# Cactus
## Weird approximate gcd problem

Note: I didn't solve this challenge during the ctf. Since there aren't any write-ups available at the time of writing, I decided to write one.

We get a script cactus.py:
python
import random
from math import log

class Oracle:

def __init__(self, secret, bits=512):
self.secret = secret
self.bits = bits
self.range = 2*self.bits

def sample(self, w):
r = random.randint(0, 2^self.range)
idx = range(self.bits)
random.shuffle(idx)
e = sum(1<>> bin(l)
0b100000000000000000000000000000000000000000000000000000000000000000000000000000000000000000000000000000000000000000000000000000000000000000000000000000000000000000000000000000000000000000000000000000000000000000000000000000000000000000000000000000000000000000000000000000000000000000000000000000000000000000000000000000000000000000000000000000000000000000000000000000000000000000000000000000000000000000000000000000000000000000000000000010000000001000000000001000000000000000000000000100000000000000000000000000000100000000000000000000000000000000000000000000000000000000000000000000000000010000000000000000000000000000000000000000001000100000011111010100110101000011100101101001101101111011101000110110010010010010101000000110101001101101010010111011100000000101001000100111101001111111100000001011000100110101101000010011101011100000010100010110010010001000111011101010000100110100010010010000001111011101010100000101110010001001010111011101100

So, supposedly, the 7 first set bits come from e. Thus, we only need to brute-force the last 3 bits coming from e!

Here is my first try:
python
# a is l starting from the 8th bit set.
a=int('1000100000011111010100110101000011100101101001101101111011101000110110010010010010101000000110101001101101010010111011100000000101001000100111101001111111100000001011000100110101101000010011101011100000010100010110010010001000111011101010000100110100010010010000001111011101010100000101110010001001010111011101100',2)
for i in range(313):
for j in range(i):
for k in range(j):
x = a-2**i-2**j-2**k # x is a minus 3 random bits.
for d in get_div(x): # get_div returns the divisors of x smaller than 1026.
s=long_to_bytes(x//d) # we divide a by a divisor to get a potential flag.
if b'ctf' in s: # we check if 'ctf' is a substring.
print('divisor: '+str(d))
print(s)

Running this, we get outputs looking like this:
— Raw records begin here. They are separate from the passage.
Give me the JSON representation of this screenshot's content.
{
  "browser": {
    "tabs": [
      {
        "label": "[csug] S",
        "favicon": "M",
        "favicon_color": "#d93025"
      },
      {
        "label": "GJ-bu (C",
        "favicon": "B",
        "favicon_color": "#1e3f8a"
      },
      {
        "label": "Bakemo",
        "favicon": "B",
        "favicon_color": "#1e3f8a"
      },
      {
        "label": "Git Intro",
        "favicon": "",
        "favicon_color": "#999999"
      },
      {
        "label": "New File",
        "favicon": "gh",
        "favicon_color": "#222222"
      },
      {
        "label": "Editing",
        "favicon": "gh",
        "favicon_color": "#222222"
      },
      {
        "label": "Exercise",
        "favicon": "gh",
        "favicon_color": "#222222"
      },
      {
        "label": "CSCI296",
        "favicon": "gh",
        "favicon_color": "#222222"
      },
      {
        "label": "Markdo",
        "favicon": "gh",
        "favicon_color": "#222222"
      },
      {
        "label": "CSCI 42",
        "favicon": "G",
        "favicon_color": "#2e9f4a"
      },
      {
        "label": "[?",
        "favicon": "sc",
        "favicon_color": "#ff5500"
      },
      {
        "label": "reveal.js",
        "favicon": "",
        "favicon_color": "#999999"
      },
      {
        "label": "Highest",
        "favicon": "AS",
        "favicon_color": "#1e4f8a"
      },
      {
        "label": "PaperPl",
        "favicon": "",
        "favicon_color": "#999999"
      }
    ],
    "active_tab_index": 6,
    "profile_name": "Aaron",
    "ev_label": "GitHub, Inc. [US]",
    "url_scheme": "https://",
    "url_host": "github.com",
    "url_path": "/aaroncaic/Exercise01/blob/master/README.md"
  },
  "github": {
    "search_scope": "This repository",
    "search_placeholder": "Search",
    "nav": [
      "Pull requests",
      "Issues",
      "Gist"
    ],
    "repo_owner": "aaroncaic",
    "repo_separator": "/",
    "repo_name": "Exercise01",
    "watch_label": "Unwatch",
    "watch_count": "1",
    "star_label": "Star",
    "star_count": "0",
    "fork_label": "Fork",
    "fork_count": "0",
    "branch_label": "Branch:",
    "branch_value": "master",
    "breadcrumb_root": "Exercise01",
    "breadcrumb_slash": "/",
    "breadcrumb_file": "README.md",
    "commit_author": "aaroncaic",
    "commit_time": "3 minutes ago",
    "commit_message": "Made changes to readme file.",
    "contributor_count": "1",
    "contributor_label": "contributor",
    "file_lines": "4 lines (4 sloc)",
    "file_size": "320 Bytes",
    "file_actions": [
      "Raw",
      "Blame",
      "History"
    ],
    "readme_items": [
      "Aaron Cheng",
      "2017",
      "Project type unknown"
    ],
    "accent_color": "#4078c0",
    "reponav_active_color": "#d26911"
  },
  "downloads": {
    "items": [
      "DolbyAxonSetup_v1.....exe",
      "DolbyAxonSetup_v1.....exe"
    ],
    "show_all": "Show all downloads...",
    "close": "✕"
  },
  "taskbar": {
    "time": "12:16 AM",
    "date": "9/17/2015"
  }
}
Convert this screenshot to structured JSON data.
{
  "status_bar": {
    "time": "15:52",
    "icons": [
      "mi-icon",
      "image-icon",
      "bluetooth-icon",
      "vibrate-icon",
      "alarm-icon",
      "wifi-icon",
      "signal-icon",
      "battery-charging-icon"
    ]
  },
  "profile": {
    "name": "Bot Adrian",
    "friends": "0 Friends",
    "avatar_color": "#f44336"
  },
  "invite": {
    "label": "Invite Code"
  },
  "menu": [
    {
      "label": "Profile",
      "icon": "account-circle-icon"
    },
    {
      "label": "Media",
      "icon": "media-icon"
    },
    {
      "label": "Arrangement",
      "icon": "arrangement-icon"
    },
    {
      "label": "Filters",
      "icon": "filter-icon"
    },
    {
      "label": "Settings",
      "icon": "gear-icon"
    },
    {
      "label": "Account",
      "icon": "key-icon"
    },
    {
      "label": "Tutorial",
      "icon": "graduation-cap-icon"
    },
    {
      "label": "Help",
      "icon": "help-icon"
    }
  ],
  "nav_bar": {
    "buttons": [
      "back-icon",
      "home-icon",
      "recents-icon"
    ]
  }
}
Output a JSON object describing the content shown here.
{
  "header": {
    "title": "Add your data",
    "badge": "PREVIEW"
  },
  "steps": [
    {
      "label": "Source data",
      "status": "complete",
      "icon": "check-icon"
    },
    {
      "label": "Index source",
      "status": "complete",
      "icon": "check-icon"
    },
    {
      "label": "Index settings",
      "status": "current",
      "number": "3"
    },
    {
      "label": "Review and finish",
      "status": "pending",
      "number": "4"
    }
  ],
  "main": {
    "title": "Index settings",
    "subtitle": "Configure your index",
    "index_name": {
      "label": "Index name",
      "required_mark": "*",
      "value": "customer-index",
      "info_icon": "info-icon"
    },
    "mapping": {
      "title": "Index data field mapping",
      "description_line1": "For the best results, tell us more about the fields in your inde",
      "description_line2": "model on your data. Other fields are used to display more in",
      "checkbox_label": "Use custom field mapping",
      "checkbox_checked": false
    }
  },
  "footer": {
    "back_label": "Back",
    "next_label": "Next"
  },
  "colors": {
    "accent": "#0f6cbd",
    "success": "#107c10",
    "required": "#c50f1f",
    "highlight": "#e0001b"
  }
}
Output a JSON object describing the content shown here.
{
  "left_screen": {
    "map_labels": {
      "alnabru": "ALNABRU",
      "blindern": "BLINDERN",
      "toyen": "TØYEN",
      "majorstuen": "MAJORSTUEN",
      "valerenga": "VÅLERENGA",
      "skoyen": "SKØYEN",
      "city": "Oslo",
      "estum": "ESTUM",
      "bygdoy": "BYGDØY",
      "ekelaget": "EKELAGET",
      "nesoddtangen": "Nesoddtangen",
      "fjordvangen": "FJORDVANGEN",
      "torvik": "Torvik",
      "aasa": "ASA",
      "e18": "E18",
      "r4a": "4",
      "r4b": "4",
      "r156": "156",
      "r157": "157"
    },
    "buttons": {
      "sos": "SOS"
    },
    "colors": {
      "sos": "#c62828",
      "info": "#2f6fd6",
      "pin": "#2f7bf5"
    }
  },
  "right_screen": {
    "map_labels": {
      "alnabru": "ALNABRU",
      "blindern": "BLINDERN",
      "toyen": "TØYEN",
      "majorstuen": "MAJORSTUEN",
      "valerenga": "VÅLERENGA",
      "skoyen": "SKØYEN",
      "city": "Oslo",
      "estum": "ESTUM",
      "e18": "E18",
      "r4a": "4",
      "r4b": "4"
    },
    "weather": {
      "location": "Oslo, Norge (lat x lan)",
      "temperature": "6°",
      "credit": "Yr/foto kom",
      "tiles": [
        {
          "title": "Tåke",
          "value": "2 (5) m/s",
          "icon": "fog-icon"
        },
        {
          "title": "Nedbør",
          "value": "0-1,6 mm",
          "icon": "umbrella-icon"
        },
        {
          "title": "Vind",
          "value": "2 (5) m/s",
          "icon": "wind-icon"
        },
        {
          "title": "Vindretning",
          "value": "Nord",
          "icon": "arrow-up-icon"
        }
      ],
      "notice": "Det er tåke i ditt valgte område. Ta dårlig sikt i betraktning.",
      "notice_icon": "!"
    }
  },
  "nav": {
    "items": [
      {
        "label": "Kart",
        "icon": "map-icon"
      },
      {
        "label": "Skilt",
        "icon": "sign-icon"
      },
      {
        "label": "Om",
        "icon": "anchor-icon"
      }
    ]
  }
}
divisor: 604
b"sctf{wi\xe23\xd4z'\x81\xf8O\xaf\xb5\xed\xe1\xc8O.\t\x16\x1bk\xc4\xdc\x1ba\x8b<'\xb10n}"
41
divisor: 604
b"sctf{wi\xe23\xd4z'\x81\xf8O\xaf\xb5\xed\xe1\xc8O.\t\x16\x1bk\xc4\xdc\x1ba\x8b<'E\x96'E"
divisor: 604
b"sctf{wi\xe23\xd4z'\x81\xf8O\xaf\xb5\xed\xe1\xc8O.\t\x16\x1bk\xc4\xdc\x1ba\x8b<'E\x96 }"
divisor: 604
b"sctf{wi\xe23\xd4z'\x81\xf8O\xaf\xb5\xed\xe1\xc8O.\t\x16\x1bk\xc4\xdc\x1ba\x8b<'E\x94uE"

We see the beginning of a flag starting with sctf, always with the divisor 604. We guess that this is the real value of r and stop looking for other divisors, which speeds up the brute-force. Finally, we only print strings containing only printable characters:
python
from string import printable
for i in range(313):
for j in range(i):
for k in range(j):
x = a-2**i-2**j-2**k
s=long_to_bytes(x//604)
if b'ctf' in s and all([chr(le) in printable for le in s]):
print(s)

which outputs

b'sctf{wh00ps_th4t_w4sntzSxp0nent1ati0n}'
b'sctf{wh00ps_th4t_w4snt_3xp0nent1ati0n}'

I guess that the second one is probably the flag (it hints that 2^self.range actually was a typo).

### Post-mortem:
During the ctf, I tried way more complex methods, researching the *approximate gcd problem* which is used in some crypto algorithm. In my head it was clear that I should use many numbers in the output and somehow find the flag by computing their approximate gcd.

As we can see in this write-up, we actually only need one of the output (albeit smartly chosen so that a lot of the highest bits come from the error e) and that the solution can be found using a simple brute-force search on r and e.

All in all, the solution isn't that interesting, but it's a good lesson for me that I shouldn't immediatly over-complicate things and first try the direct approach to solve a problem.